There have been a few problems along the way. I’ve had some audio issues at times, though I think I’ve identified the problem. I added a second EVGA GeForce 8800GT to my computer so I could run both cards in SLI mode (which is giving me super-screamy frame rates; more than 45 frames per second at 1280 x 1024 average, with all the eye candy turned to maximum and a bunch of sprites on screen), and the inside of my case is getting hot enough to make my sound card go a little crunky. So in addition to buying a new motherboard, RAM, power supply, and two video cards so that I would be ready for this game, I now have to get a new case. Picked out a NZXT Zero, which has (count ’em) seven 120mm fans. I’m hoping that will be enough to keep me from having to go water-cooled; the very idea just gives me the heebie-jeebies.
And there is another issue: the game comes packaged with a nefarious copy-protection scheme known as SecuROM, a “phone-home” variant that installs under the Windows API as, for all intents and purposes, a rootkit. SecuROM is largely innocuous by itself, but any piece of code that simultaneously operates totally under the resident OS (rendering it essentially invisible) while simultaneously elevating the privileges of certain programs is a huge security risk. Had I known that 2K Games was planning on using SecuROM, I would have bought the game on disk, then installed one of the many cracked versions that have been blasting around the Torrents since the day after it was released. Assholes. 😡

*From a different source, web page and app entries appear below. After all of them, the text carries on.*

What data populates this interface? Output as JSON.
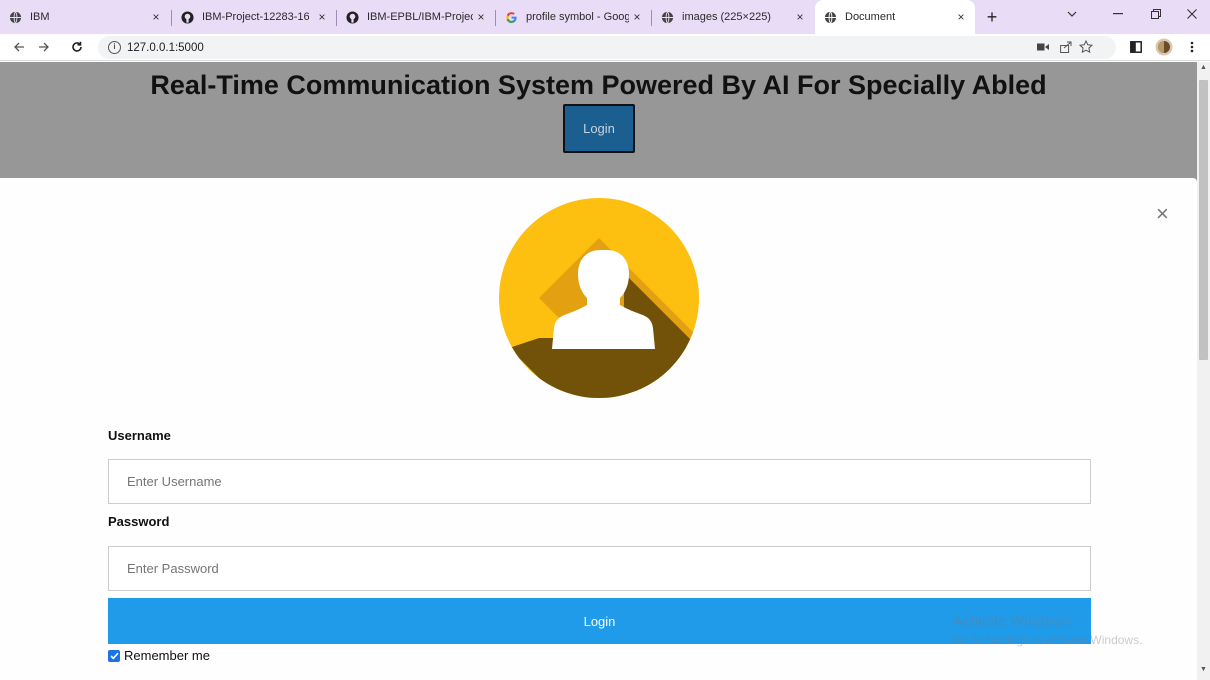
{
  "browser": {
    "tabs": [
      {
        "title": "IBM",
        "icon": "globe-icon"
      },
      {
        "title": "IBM-Project-12283-16",
        "icon": "github-icon"
      },
      {
        "title": "IBM-EPBL/IBM-Project",
        "icon": "github-icon"
      },
      {
        "title": "profile symbol - Goog",
        "icon": "google-icon"
      },
      {
        "title": "images (225×225)",
        "icon": "globe-icon"
      },
      {
        "title": "Document",
        "icon": "globe-icon",
        "active": true
      }
    ],
    "close_glyph": "×",
    "new_tab_glyph": "+",
    "url": "127.0.0.1:5000"
  },
  "page": {
    "title": "Real-Time Communication System Powered By AI For Specially Abled",
    "header_login_label": "Login"
  },
  "modal": {
    "close_glyph": "×",
    "username_label": "Username",
    "username_placeholder": "Enter Username",
    "password_label": "Password",
    "password_placeholder": "Enter Password",
    "submit_label": "Login",
    "remember_label": "Remember me",
    "remember_checked": true
  },
  "watermark": {
    "line1": "Activate Windows",
    "line2": "Go to Settings to activate Windows."
  },
  "colors": {
    "header_bg": "#979797",
    "submit_bg": "#1f9bea",
    "header_login_bg": "#1a5f8f",
    "tabstrip_bg": "#e9dcf7",
    "avatar_yellow": "#fdc010",
    "avatar_shadow": "#725108"
  }
}
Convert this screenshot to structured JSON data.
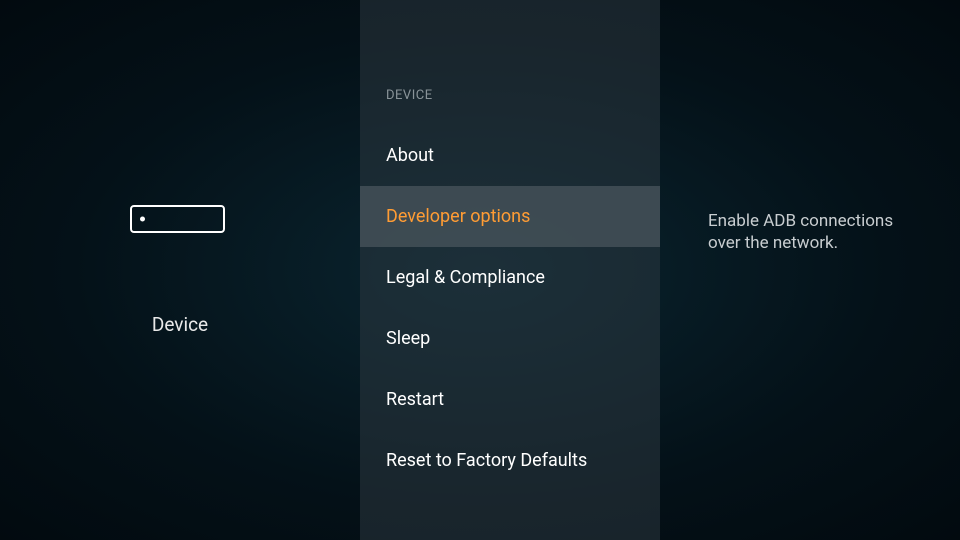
{
  "left": {
    "category_label": "Device"
  },
  "middle": {
    "header": "DEVICE",
    "items": [
      {
        "label": "About"
      },
      {
        "label": "Developer options"
      },
      {
        "label": "Legal & Compliance"
      },
      {
        "label": "Sleep"
      },
      {
        "label": "Restart"
      },
      {
        "label": "Reset to Factory Defaults"
      }
    ]
  },
  "right": {
    "description": "Enable ADB connections over the network."
  }
}
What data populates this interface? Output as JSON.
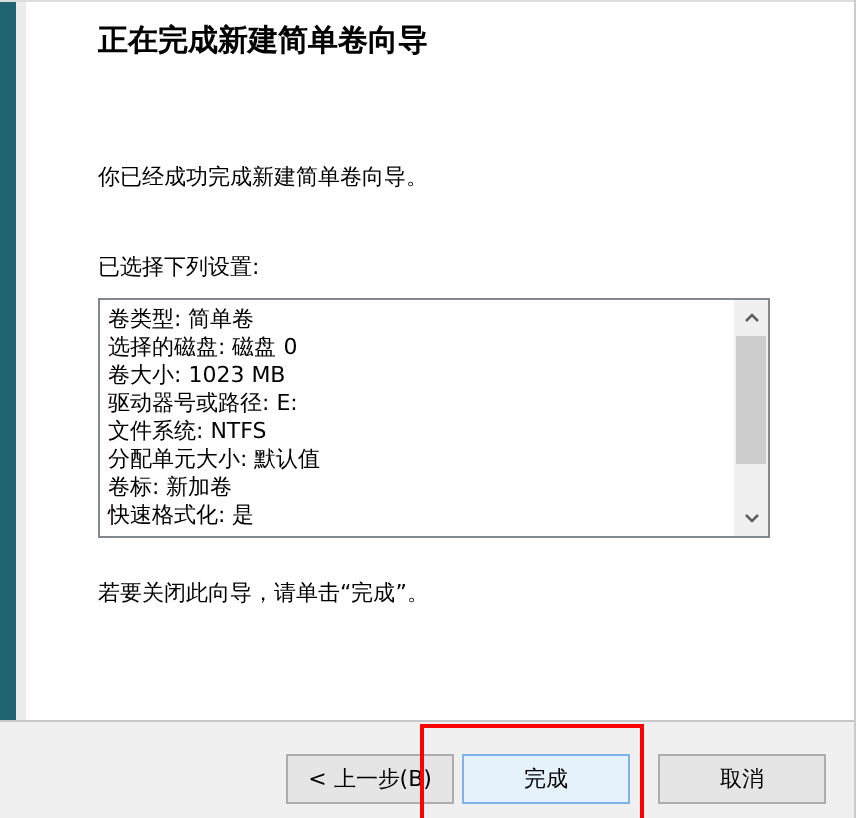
{
  "title": "正在完成新建简单卷向导",
  "message": "你已经成功完成新建简单卷向导。",
  "settings_label": "已选择下列设置:",
  "settings": [
    "卷类型: 简单卷",
    "选择的磁盘: 磁盘 0",
    "卷大小: 1023 MB",
    "驱动器号或路径: E:",
    "文件系统: NTFS",
    "分配单元大小: 默认值",
    "卷标: 新加卷",
    "快速格式化: 是"
  ],
  "close_hint": "若要关闭此向导，请单击“完成”。",
  "buttons": [
    {
      "label": "< 上一步(B)",
      "default": false
    },
    {
      "label": "完成",
      "default": true
    },
    {
      "label": "取消",
      "default": false
    }
  ],
  "highlight": {
    "on": true
  }
}
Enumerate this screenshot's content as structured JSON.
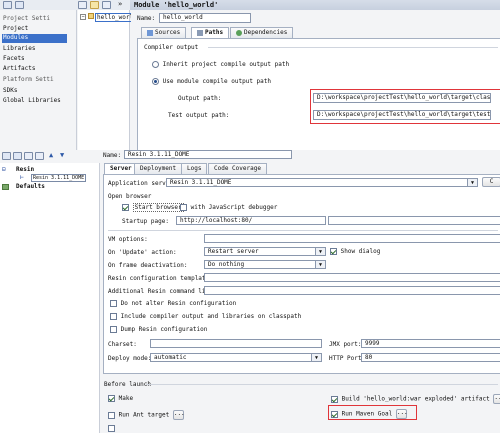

I’m about a quarter or fifth of the way through the game–I don’t have a lot of spare time right now, given the upcoming holiday catalog–and I think that this is the kind of game I’ll be able to wander through again and again, just drinking in the scenery and experimenting with the environment. If you have a relatively strong gaming rig….or an XBox 360….I strongly recommend Bioshock. It has everything you might want in a quiet evening at home: a demented nightmare of mutants, monsters and aquatic claustrophobia. 😉